Here’s a demo of Datatonic’s live traffic visualization app:
Of equal interest to this IoT-oriented use case is the fact that Datatonic’s solution spans the data analytics continuum: from data ingest and storage (Google Cloud Storage for batch or Google Cloud Pub/Sub for real-time), to data processing (Google Cloud Dataflow), to data exploration (Tableau on Google BigQuery), to machine learning/prediction (built using TensorFlow). In that sense, Datatonic’s app exemplifies the modern, cloud-based data analytics pipeline. Such pipelines accommodate varying data velocities and processing styles and ensure application portability via a single API (Apache Beam [incubating]), and enable backward-looking exploration in addition to prediction via custom or pre-built/trained models.Furthermore, modern pipelines have the added benefit of operational (not just machine) abstractions that allow data engineers to focus on programming instead of infrastructure. More specifically, instead of those users having the unwanted responsibility of spinning up, right-sizing, and managing virtualized servers and networks, they can rely on the same automation techniques that Google developed to manage its vast internal infrastructure.

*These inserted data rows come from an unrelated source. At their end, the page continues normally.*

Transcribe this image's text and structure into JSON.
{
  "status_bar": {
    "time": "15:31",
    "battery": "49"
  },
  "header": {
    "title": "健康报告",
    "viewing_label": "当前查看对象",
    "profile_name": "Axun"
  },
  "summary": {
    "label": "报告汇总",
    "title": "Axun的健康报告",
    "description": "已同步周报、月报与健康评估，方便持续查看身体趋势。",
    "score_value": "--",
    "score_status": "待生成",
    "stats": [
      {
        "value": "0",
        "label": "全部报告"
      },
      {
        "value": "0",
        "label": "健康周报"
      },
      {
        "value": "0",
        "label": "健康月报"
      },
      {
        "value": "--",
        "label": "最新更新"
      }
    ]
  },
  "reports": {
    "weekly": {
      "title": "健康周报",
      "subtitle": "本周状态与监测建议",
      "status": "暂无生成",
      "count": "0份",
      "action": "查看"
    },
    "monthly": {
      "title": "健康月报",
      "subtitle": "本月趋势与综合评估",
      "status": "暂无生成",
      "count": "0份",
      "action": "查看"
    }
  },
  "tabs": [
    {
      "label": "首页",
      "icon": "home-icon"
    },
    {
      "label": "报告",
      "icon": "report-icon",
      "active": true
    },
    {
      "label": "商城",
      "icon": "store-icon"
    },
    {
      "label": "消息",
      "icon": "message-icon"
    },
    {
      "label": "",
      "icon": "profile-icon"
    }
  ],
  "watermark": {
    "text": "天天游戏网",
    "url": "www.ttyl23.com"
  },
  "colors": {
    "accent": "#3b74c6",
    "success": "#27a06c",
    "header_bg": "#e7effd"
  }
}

From storage and processing, to exploration, to predictionWe applaud the Datatonic team for its innovative use of open data, and for its foresight in applying machine-learning concepts to show how even incremental use of ML can provide differentiating functionality. To illustrate the model’s potential, here are actual vs. predicted results provided by Datatonic for a small subset of sensors (training with more data would likely improve prediction accuracy): We encourage you to experiment with building such a pipeline yourself; the GCP team has provided everything you need to get a similar POC off the ground relatively quickly:
- Bring your own data or select sample data from an interesting public dataset in Google Cloud Storage.
- Build a data processing pipeline on Google Cloud Dataflow using Java or Python.
- Load and explore the data using Google BigQuery.
- As the final step in the journey, add predictive capability to your app via Google Cloud Machine Learning (beta; build/train your own model or use pre-trained models via Cloud ML APIs).